## To do
Could you find each line of the data below that contains the word "kind" and copy those lines?

## Material supplied
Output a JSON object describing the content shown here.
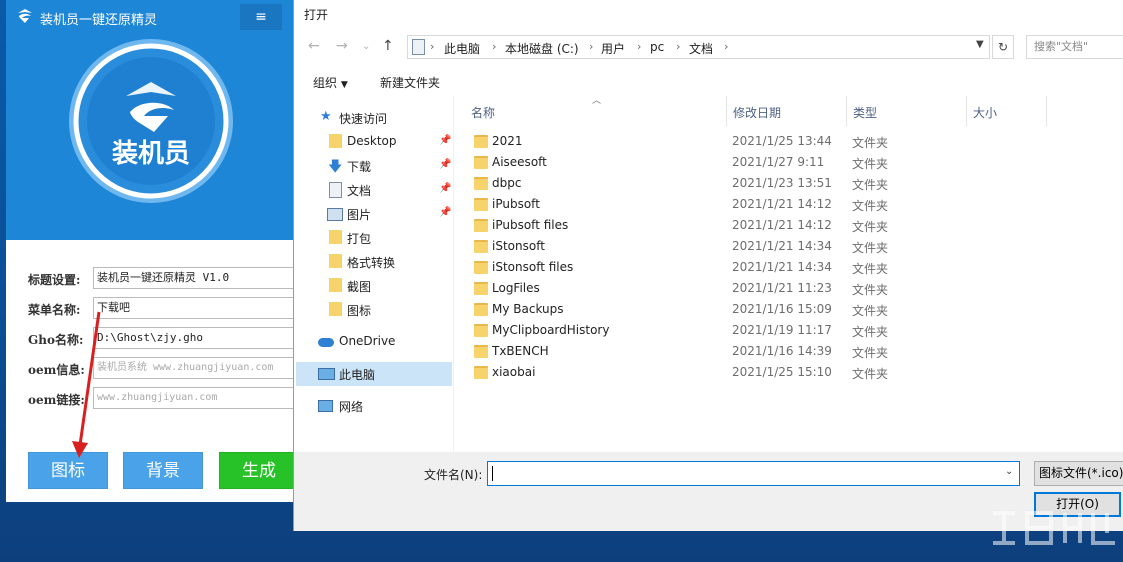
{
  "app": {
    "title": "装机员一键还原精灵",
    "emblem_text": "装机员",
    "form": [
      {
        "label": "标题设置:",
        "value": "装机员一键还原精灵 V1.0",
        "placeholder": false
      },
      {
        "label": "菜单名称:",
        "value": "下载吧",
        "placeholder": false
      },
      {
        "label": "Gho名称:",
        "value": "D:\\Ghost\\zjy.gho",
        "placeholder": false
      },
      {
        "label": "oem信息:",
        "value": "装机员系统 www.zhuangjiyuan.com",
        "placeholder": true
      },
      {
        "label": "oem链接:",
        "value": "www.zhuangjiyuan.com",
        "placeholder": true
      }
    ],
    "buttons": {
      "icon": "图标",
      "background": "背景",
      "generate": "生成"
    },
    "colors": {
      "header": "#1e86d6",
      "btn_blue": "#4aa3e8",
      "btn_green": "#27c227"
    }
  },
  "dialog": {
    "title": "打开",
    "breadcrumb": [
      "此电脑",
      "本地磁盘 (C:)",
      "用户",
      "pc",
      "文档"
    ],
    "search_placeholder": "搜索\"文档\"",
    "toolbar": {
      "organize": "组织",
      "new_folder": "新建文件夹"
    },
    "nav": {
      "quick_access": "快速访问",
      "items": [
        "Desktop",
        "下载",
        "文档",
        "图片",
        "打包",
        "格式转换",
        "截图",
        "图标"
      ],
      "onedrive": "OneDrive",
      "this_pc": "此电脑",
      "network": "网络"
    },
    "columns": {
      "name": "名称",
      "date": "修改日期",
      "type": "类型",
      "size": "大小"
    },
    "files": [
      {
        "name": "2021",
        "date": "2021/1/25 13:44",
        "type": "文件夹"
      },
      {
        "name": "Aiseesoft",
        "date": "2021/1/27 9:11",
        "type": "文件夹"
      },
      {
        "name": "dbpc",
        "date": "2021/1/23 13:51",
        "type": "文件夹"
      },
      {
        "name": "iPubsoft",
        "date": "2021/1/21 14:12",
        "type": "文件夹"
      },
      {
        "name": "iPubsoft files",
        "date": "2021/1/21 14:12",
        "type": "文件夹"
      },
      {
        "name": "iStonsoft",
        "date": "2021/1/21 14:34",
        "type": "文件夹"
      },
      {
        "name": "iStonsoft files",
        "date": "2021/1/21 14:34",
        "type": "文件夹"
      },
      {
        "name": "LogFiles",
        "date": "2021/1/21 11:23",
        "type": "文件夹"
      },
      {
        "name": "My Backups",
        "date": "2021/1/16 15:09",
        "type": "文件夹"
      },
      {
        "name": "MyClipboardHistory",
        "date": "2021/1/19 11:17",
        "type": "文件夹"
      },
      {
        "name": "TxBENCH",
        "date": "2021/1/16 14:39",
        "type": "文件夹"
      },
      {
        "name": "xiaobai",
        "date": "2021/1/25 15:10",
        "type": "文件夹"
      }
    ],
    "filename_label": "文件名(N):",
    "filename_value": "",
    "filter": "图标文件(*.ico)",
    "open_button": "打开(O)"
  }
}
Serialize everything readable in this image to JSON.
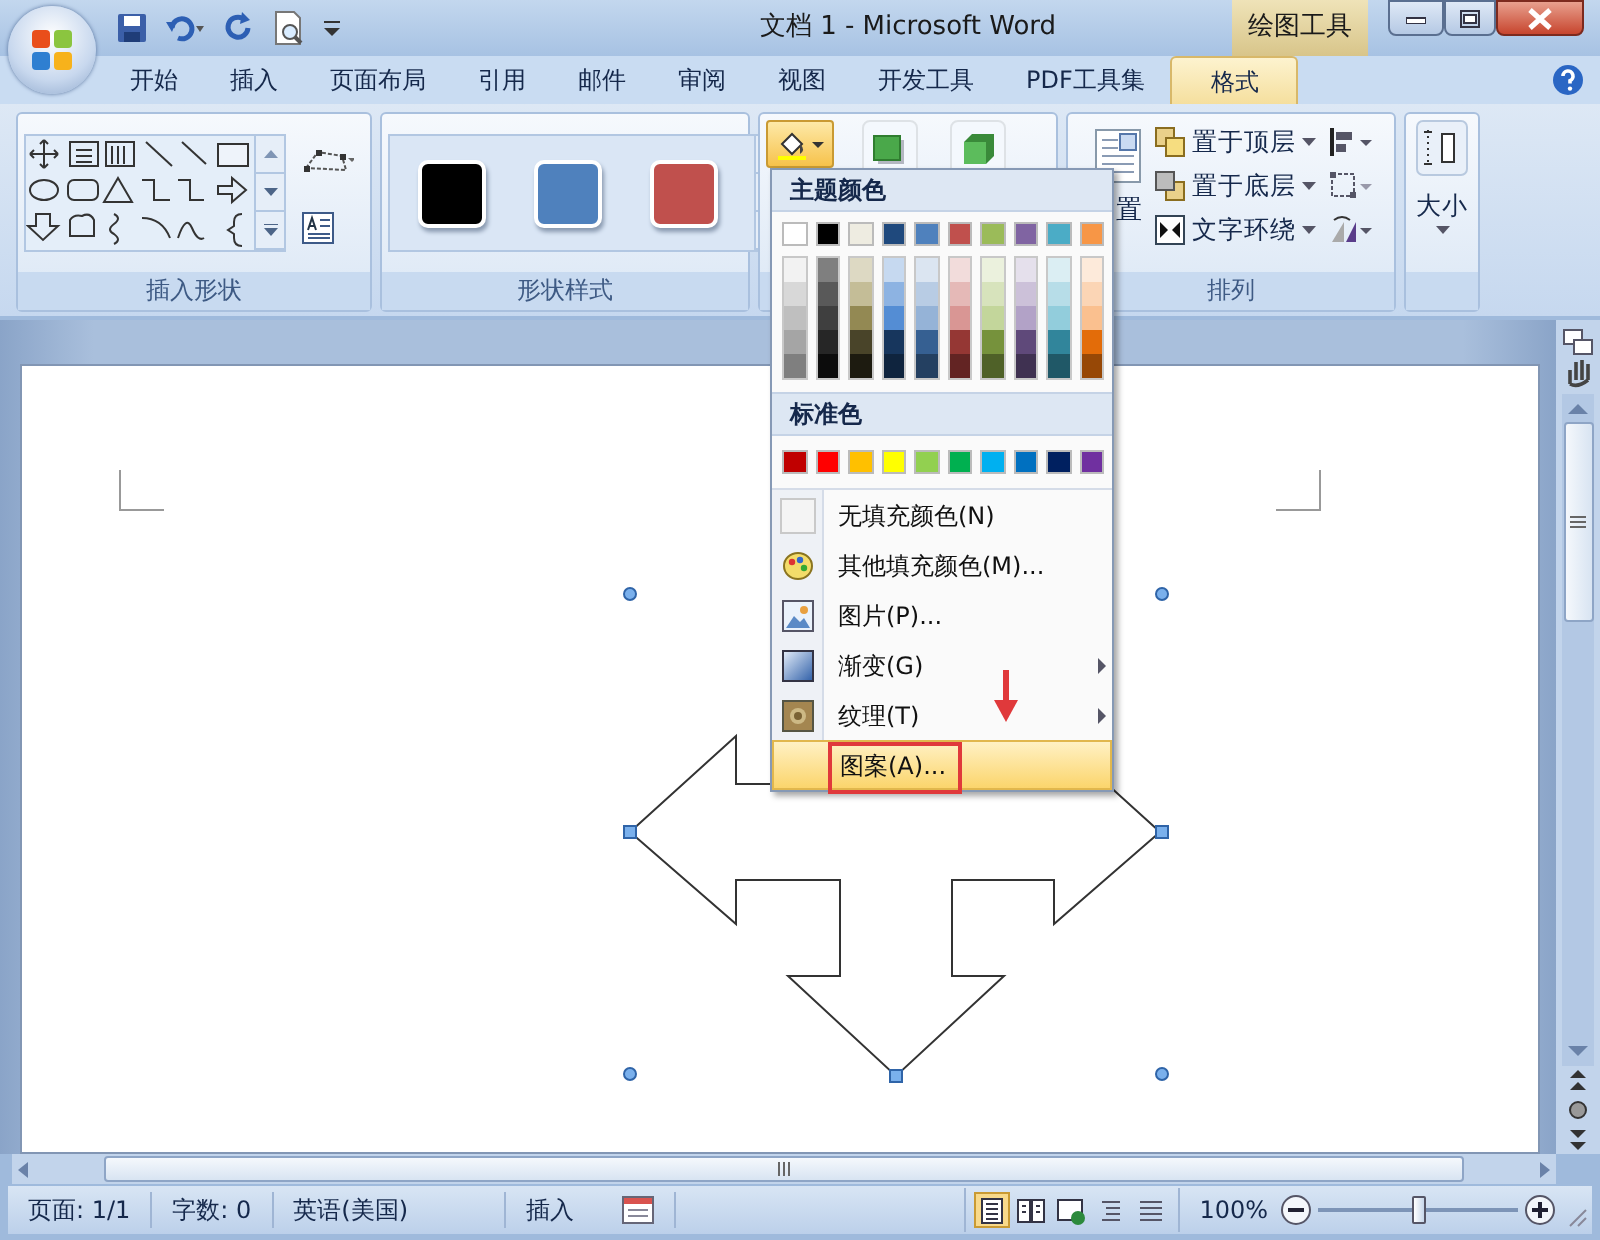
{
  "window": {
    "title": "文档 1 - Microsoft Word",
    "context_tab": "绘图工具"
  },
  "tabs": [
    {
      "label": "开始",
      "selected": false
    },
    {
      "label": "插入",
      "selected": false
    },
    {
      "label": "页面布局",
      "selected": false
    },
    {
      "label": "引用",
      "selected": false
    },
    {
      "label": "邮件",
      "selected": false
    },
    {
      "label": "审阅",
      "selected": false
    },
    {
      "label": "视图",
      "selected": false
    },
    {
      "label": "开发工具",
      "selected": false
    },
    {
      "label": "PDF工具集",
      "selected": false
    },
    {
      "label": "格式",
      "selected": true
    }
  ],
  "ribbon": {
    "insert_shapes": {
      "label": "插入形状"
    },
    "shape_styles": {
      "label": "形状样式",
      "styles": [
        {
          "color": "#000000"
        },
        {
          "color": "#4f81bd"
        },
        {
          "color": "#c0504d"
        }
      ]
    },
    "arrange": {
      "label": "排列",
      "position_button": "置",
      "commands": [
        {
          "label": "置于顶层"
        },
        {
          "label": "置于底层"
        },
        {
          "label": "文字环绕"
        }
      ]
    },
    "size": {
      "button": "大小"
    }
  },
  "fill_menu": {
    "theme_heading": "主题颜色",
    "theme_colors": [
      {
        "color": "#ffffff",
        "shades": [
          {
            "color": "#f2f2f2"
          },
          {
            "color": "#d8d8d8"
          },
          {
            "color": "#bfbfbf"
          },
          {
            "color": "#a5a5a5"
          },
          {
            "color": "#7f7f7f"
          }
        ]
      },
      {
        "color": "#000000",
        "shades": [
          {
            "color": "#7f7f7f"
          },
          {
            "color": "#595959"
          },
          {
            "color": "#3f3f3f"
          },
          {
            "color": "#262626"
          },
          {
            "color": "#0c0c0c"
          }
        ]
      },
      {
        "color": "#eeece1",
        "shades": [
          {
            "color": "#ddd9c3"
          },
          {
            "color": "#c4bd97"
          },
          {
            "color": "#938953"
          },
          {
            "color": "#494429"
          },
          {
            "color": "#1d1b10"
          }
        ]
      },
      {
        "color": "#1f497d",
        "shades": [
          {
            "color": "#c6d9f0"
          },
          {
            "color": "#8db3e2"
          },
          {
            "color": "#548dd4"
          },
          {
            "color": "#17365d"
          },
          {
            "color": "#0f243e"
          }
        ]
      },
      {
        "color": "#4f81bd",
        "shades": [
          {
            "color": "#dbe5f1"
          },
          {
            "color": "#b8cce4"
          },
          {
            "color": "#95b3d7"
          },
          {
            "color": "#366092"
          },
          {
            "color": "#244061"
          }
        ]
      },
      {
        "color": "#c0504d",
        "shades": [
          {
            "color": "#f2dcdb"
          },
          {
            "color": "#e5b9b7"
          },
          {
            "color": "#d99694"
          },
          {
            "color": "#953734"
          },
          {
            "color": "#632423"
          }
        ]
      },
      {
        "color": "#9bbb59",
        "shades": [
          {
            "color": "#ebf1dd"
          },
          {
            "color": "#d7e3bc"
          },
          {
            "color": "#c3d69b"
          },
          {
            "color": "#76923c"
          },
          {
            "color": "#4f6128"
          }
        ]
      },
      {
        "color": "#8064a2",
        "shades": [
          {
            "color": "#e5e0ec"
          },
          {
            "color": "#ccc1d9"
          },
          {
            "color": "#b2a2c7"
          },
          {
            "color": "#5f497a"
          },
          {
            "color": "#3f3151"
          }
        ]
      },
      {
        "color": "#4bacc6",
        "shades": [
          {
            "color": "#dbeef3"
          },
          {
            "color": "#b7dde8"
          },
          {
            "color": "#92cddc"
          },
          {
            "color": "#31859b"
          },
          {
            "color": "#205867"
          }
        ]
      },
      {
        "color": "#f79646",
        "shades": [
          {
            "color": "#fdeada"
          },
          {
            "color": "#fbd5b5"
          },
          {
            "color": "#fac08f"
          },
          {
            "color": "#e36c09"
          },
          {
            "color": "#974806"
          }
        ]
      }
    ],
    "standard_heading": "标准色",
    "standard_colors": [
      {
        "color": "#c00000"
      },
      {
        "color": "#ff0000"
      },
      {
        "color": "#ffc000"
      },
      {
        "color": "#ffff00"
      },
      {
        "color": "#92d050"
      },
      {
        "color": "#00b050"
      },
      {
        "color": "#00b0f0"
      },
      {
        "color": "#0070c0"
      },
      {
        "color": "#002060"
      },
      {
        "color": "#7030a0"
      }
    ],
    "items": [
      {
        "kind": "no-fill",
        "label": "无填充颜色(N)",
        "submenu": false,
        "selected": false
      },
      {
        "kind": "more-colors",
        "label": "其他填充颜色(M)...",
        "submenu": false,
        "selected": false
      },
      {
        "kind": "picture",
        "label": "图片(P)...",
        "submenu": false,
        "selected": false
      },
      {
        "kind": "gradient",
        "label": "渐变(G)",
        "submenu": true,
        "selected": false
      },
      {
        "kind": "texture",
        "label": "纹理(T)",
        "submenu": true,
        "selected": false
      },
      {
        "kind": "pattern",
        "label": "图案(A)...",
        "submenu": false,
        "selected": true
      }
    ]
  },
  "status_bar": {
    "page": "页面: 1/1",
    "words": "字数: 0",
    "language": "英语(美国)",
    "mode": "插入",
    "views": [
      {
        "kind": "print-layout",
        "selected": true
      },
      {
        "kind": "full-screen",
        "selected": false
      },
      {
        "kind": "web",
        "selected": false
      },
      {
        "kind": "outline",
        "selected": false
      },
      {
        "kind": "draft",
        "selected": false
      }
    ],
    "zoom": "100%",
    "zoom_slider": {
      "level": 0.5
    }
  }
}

## Solution to this problem
        "kind": "no-fill",
        "kind": "more-colors",
        "kind": "picture",
        "kind": "gradient",
        "kind": "texture",
        "kind": "pattern",
        "kind": "print-layout",
        "kind": "full-screen",
        "kind": "web",
        "kind": "outline",
        "kind": "draft",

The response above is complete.